“Pure White”: When Asbestos Was Used As Fake Snow
Although labeled as “Pure White” Snow, the highly fibrous material inside this vintage carton is actually beige; reflecting the fact that it is primarily amosite, amphibole asbestos (also known as “brown asbestos”).
Many films shot in the early 20th century, including the likes of The Wizard of Oz, featured their actors being sprinkled with fake snow. Little do viewers realize, this effect was created by showering performers with chrysotile asbestos fibers, small snow like particles that were once used on movie sets, in department store displays, and even in private homes. Everybody wanted to get in on the fake asbestos snow action. And why not? From the mid-1930s to the 1950s, asbestos was seen as a versatile and harmless substance.
To date, it’s difficult to know the hazard that was presented by asbestos-based fake snow products. Most asbestos products involved some quantity of the fiber being used as part of a chemical compound that bound the fibers together, making them difficult to inhale until the material was damaged. But fake snow, often used in displays or in family homes, was simply pure white asbestos fibre piled up in drifts. Anyone who had any contact was inhaling deadly fibers in quantities normally associated with those working in asbestos mines.
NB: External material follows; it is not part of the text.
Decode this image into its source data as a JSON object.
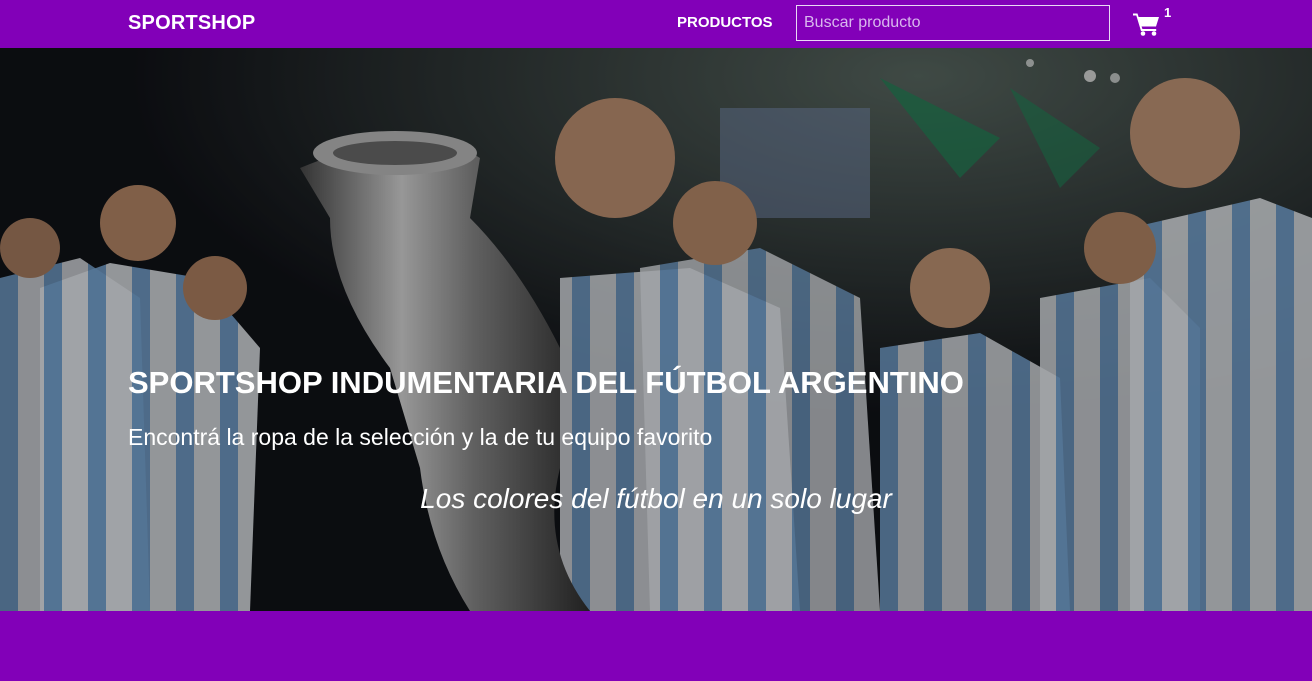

Thankfully, you can safely shop for fake snow this Christmas knowing you won’t be exposed to asbestos…but spare a thought for the innocent workers and householders of the past, many of whom are still living with the consequences of the 20th century’s addiction to asbestos.